by Nathaniel Fick; New York, Houghton Mifflin Company, 2005, 384 pages, $25
Dr. Graves is medical director at Washington County Mental Health Services, Inc., in Montpelier, Vermont.
But on the battlefield that night, long history marched unchanged into the 21st century. Strong men hauled heavy loads over rough ground. There was nothing relative about it—no second chances and no excuses. It was elemental and dangerous. It was exactly why I had joined the Marines."
"The future disappeared … I existed only in the present. The one thing keeping me going was being part of a group…. The epiphany struck one morning the next week as I locked my body in the …'up' pushup position. Sergeant Olds put the whole platoon in that posture while he berated a candidate…. The message wasn't in Olds's words; it was in recognizing that this wasn't about how much we could take, but about how much we could give."

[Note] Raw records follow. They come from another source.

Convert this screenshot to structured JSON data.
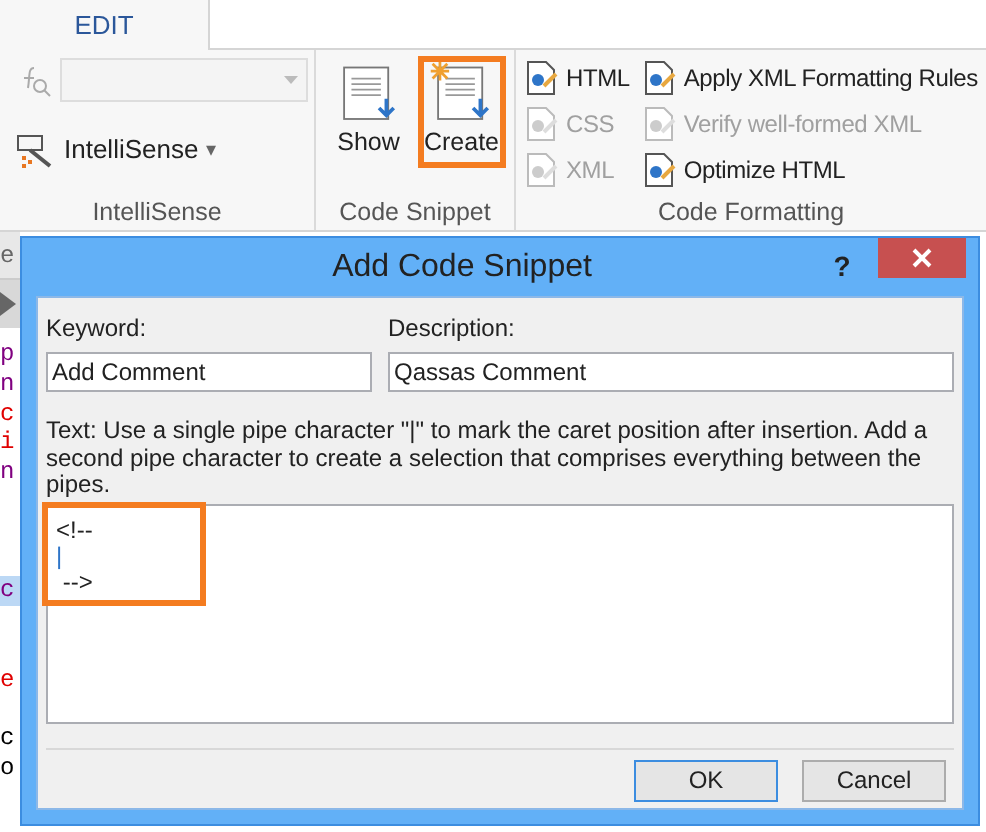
{
  "ribbon": {
    "tabs": [
      {
        "label": "EDIT",
        "selected": true
      }
    ],
    "groups": [
      {
        "kind": "intellisense",
        "label": "IntelliSense",
        "combo": {
          "disabled": true
        },
        "button": {
          "label": "IntelliSense",
          "dropdown": "▾"
        }
      },
      {
        "kind": "snippet",
        "label": "Code Snippet",
        "buttons": [
          {
            "label": "Show",
            "highlighted": false,
            "starburst": false
          },
          {
            "label": "Create",
            "highlighted": true,
            "starburst": true
          }
        ]
      },
      {
        "kind": "formatting",
        "label": "Code Formatting",
        "columns": [
          [
            {
              "label": "HTML",
              "disabled": false
            },
            {
              "label": "CSS",
              "disabled": true
            },
            {
              "label": "XML",
              "disabled": true
            }
          ],
          [
            {
              "label": "Apply XML Formatting Rules",
              "disabled": false
            },
            {
              "label": "Verify well-formed XML",
              "disabled": true
            },
            {
              "label": "Optimize HTML",
              "disabled": false
            }
          ]
        ]
      }
    ]
  },
  "editor": {
    "header": "e",
    "lines": [
      {
        "kind": "text",
        "text": "p",
        "color": "#800080",
        "selected": false
      },
      {
        "kind": "text",
        "text": "n",
        "color": "#800080",
        "selected": false
      },
      {
        "kind": "text",
        "text": "c",
        "color": "#e00000",
        "selected": false
      },
      {
        "kind": "text",
        "text": "i",
        "color": "#e00000",
        "selected": false
      },
      {
        "kind": "text",
        "text": "n",
        "color": "#800080",
        "selected": false
      },
      {
        "kind": "blank"
      },
      {
        "kind": "blank"
      },
      {
        "kind": "blank"
      },
      {
        "kind": "text",
        "text": "c",
        "color": "#800080",
        "selected": true
      },
      {
        "kind": "blank"
      },
      {
        "kind": "blank"
      },
      {
        "kind": "text",
        "text": "e",
        "color": "#e00000",
        "selected": false
      },
      {
        "kind": "blank"
      },
      {
        "kind": "text",
        "text": "c",
        "color": "#000000",
        "selected": false
      },
      {
        "kind": "text",
        "text": "o",
        "color": "#000000",
        "selected": false
      }
    ]
  },
  "dialog": {
    "title": "Add Code Snippet",
    "help": "?",
    "keyword": {
      "label": "Keyword:",
      "value": "Add Comment"
    },
    "description": {
      "label": "Description:",
      "value": "Qassas Comment"
    },
    "instructions": "Text: Use a single pipe character \"|\" to mark the caret position after insertion. Add a second pipe character to create a selection that comprises everything between the pipes.",
    "snippet": {
      "highlighted": true,
      "lines": [
        {
          "text": "<!--",
          "kind": "code"
        },
        {
          "text": "|",
          "kind": "caret"
        },
        {
          "text": " -->",
          "kind": "code"
        }
      ]
    },
    "buttons": [
      {
        "label": "OK",
        "default": true
      },
      {
        "label": "Cancel",
        "default": false
      }
    ]
  }
}
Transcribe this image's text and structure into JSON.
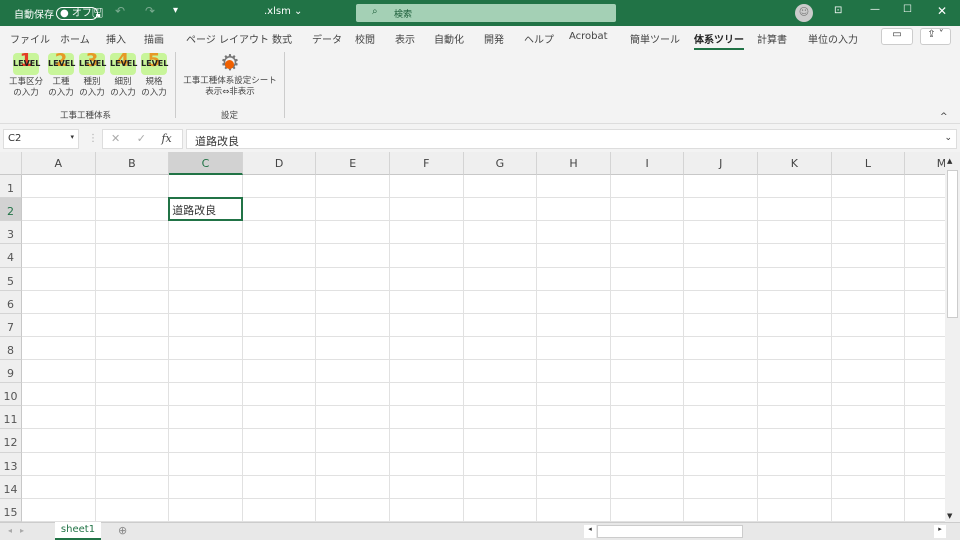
{
  "titlebar": {
    "autosave": "自動保存",
    "autosave_state": "オフ",
    "filename": ".xlsm ⌄",
    "search_placeholder": "検索"
  },
  "tabs": [
    "ファイル",
    "ホーム",
    "挿入",
    "描画",
    "ページ レイアウト",
    "数式",
    "データ",
    "校閲",
    "表示",
    "自動化",
    "開発",
    "ヘルプ",
    "Acrobat",
    "簡単ツール",
    "体系ツリー",
    "計算書",
    "単位の入力"
  ],
  "active_tab": "体系ツリー",
  "ribbon": {
    "level_text": "LEVEL",
    "buttons": [
      {
        "num": "1",
        "line1": "工事区分",
        "line2": "の入力"
      },
      {
        "num": "2",
        "line1": "工種",
        "line2": "の入力"
      },
      {
        "num": "3",
        "line1": "種別",
        "line2": "の入力"
      },
      {
        "num": "4",
        "line1": "細別",
        "line2": "の入力"
      },
      {
        "num": "5",
        "line1": "規格",
        "line2": "の入力"
      }
    ],
    "group1": "工事工種体系",
    "settings_line1": "工事工種体系設定シート",
    "settings_line2": "表示⇔非表示",
    "group2": "設定"
  },
  "formula": {
    "name_box": "C2",
    "fx": "fx",
    "cancel": "✕",
    "enter": "✓",
    "content": "道路改良"
  },
  "columns": [
    "A",
    "B",
    "C",
    "D",
    "E",
    "F",
    "G",
    "H",
    "I",
    "J",
    "K",
    "L",
    "M"
  ],
  "rows": [
    "1",
    "2",
    "3",
    "4",
    "5",
    "6",
    "7",
    "8",
    "9",
    "10",
    "11",
    "12",
    "13",
    "14",
    "15"
  ],
  "selected": {
    "col": "C",
    "row": "2",
    "value": "道路改良"
  },
  "sheets": [
    "sheet1"
  ],
  "colors": {
    "accent": "#217346"
  }
}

"Our values were being inverted, and it threatened to destroy us. Good Marines were sent on a stupid mission governed by harebrained rules of engagement…. Our actions were being thrust in our faces, and the chain of command was passing the buck to the youngest, and most vulnerable, of the troops…. If they got killed or went insane, I had to be able to look at their mothers and explain that they hadn't been victims of their own comrades' mistakes. Those Iraqi boys could die, but I couldn't let them die in our hands."
These marvelous passages are a few of the many that await a reader of Captain Nathaniel Fick's book, One Bullet Away: The Making of a Marine Officer. Captain Fick takes us from his days as a classics major at Dartmouth, through myriad Marine training schools, 9/11, a tour of duty in Afghanistan, a tour in Iraq as a reconnaissance officer, and finally through his exit from the Marine Corps and return home. The book is replete with insights into sociobiology, various cultures, psychology, and the genesis and effects of posttraumatic stress disorder. It could be read for those reasons alone.
It is notable to me that the one command during training that inflicts too much pain upon Fick and his comrades to bear is to feign being a "psychiatric" casualty. Fick is ordered to pretend to break down, but he cannot bear the separation that comes from continually pretending to let his comrades down, and they cannot bear or understand his absence. One confronts Fick and curses him. At this point Fick tells them of the ruse, and they cover for his breaking the order. This is instructive for people in the field of mental health as we consider the alienation wrought in our patients by illness and injury and the pain of the stigma they must endure.
Further, the book is a detailed piece of history that occasionally reads like an adventure story. It will ring true to anybody who has been in or has family members in the military. For example, in reference to listening to his own artillery fire, Fick states, "I slipped back to sleep under a comfortable blanket of outgoing death and destruction." This is an almost an exact quote from my father who served in World War II.
But in the end One Bullet Away is a book about a person and a war and so is inevitably sad and lonely. It is a message in a bottle from Captain Fick to us. One could read this book for all the above reasons, but most of all it should be read for the honor of meeting Nathaniel Fick.